_Task brief_. Please filter the entries for the word "Faults" and copy every line that has it.
:: Dataset content
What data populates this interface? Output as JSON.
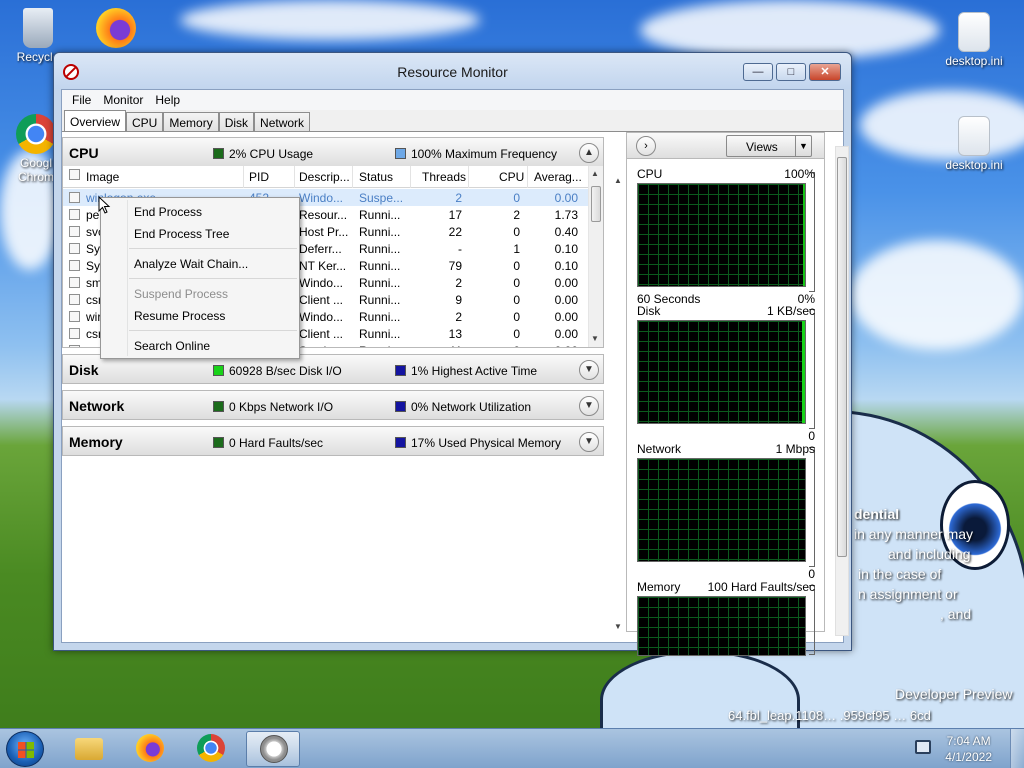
{
  "desktop": {
    "icons": [
      {
        "label": "Recycle"
      },
      {
        "label": "Googl Chrom"
      },
      {
        "label": "desktop.ini"
      },
      {
        "label": "desktop.ini"
      }
    ],
    "watermark": {
      "line1": "dential",
      "line2": "in any manner may",
      "line3": "and including",
      "line4": "in the case of",
      "line5": "n assignment or",
      "line6": ", and",
      "build_label": "Developer Preview",
      "build_string": "64.fbl_leap.1108… .959cf95 … 6cd"
    }
  },
  "window": {
    "title": "Resource Monitor",
    "buttons": {
      "minimize": "—",
      "maximize": "□",
      "close": "✕"
    },
    "menu": [
      "File",
      "Monitor",
      "Help"
    ],
    "tabs": [
      "Overview",
      "CPU",
      "Memory",
      "Disk",
      "Network"
    ],
    "active_tab": "Overview"
  },
  "cpu_section": {
    "title": "CPU",
    "stat1": {
      "text": "2% CPU Usage",
      "color": "#1b6b1b"
    },
    "stat2": {
      "text": "100% Maximum Frequency",
      "color": "#6ea8e6"
    },
    "columns": [
      "Image",
      "PID",
      "Descrip...",
      "Status",
      "Threads",
      "CPU",
      "Averag..."
    ],
    "rows": [
      {
        "image": "winlogon.exe",
        "pid": "452",
        "desc": "Windo...",
        "status": "Suspe...",
        "threads": "2",
        "cpu": "0",
        "avg": "0.00"
      },
      {
        "image": "pe",
        "pid": "",
        "desc": "Resour...",
        "status": "Runni...",
        "threads": "17",
        "cpu": "2",
        "avg": "1.73"
      },
      {
        "image": "svc",
        "pid": "",
        "desc": "Host Pr...",
        "status": "Runni...",
        "threads": "22",
        "cpu": "0",
        "avg": "0.40"
      },
      {
        "image": "Sys",
        "pid": "",
        "desc": "Deferr...",
        "status": "Runni...",
        "threads": "-",
        "cpu": "1",
        "avg": "0.10"
      },
      {
        "image": "Sys",
        "pid": "",
        "desc": "NT Ker...",
        "status": "Runni...",
        "threads": "79",
        "cpu": "0",
        "avg": "0.10"
      },
      {
        "image": "sm",
        "pid": "",
        "desc": "Windo...",
        "status": "Runni...",
        "threads": "2",
        "cpu": "0",
        "avg": "0.00"
      },
      {
        "image": "csr",
        "pid": "",
        "desc": "Client ...",
        "status": "Runni...",
        "threads": "9",
        "cpu": "0",
        "avg": "0.00"
      },
      {
        "image": "wir",
        "pid": "",
        "desc": "Windo...",
        "status": "Runni...",
        "threads": "2",
        "cpu": "0",
        "avg": "0.00"
      },
      {
        "image": "csr",
        "pid": "",
        "desc": "Client ...",
        "status": "Runni...",
        "threads": "13",
        "cpu": "0",
        "avg": "0.00"
      },
      {
        "image": "",
        "pid": "",
        "desc": "Service",
        "status": "Runni...",
        "threads": "11",
        "cpu": "0",
        "avg": "0.00"
      }
    ]
  },
  "context_menu": {
    "items": [
      "End Process",
      "End Process Tree",
      "Analyze Wait Chain...",
      "Suspend Process",
      "Resume Process",
      "Search Online"
    ]
  },
  "disk_section": {
    "title": "Disk",
    "stat1": {
      "text": "60928 B/sec Disk I/O",
      "color": "#19d219"
    },
    "stat2": {
      "text": "1% Highest Active Time",
      "color": "#1414a0"
    }
  },
  "network_section": {
    "title": "Network",
    "stat1": {
      "text": "0 Kbps Network I/O",
      "color": "#1b6b1b"
    },
    "stat2": {
      "text": "0% Network Utilization",
      "color": "#1414a0"
    }
  },
  "memory_section": {
    "title": "Memory",
    "stat1": {
      "text": "0 Hard Faults/sec",
      "color": "#1b6b1b"
    },
    "stat2": {
      "text": "17% Used Physical Memory",
      "color": "#1414a0"
    }
  },
  "right_pane": {
    "views_label": "Views",
    "graphs": [
      {
        "label": "CPU",
        "max": "100%",
        "bottom_left": "60 Seconds",
        "bottom_right": "0%"
      },
      {
        "label": "Disk",
        "max": "1 KB/sec",
        "bottom_left": "",
        "bottom_right": "0"
      },
      {
        "label": "Network",
        "max": "1 Mbps",
        "bottom_left": "",
        "bottom_right": "0"
      },
      {
        "label": "Memory",
        "max": "100 Hard Faults/sec",
        "bottom_left": "",
        "bottom_right": ""
      }
    ]
  },
  "taskbar": {
    "time": "7:04 AM",
    "date": "4/1/2022"
  }
}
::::
_The answer_.
      "text": "0 Hard Faults/sec",
        "max": "100 Hard Faults/sec",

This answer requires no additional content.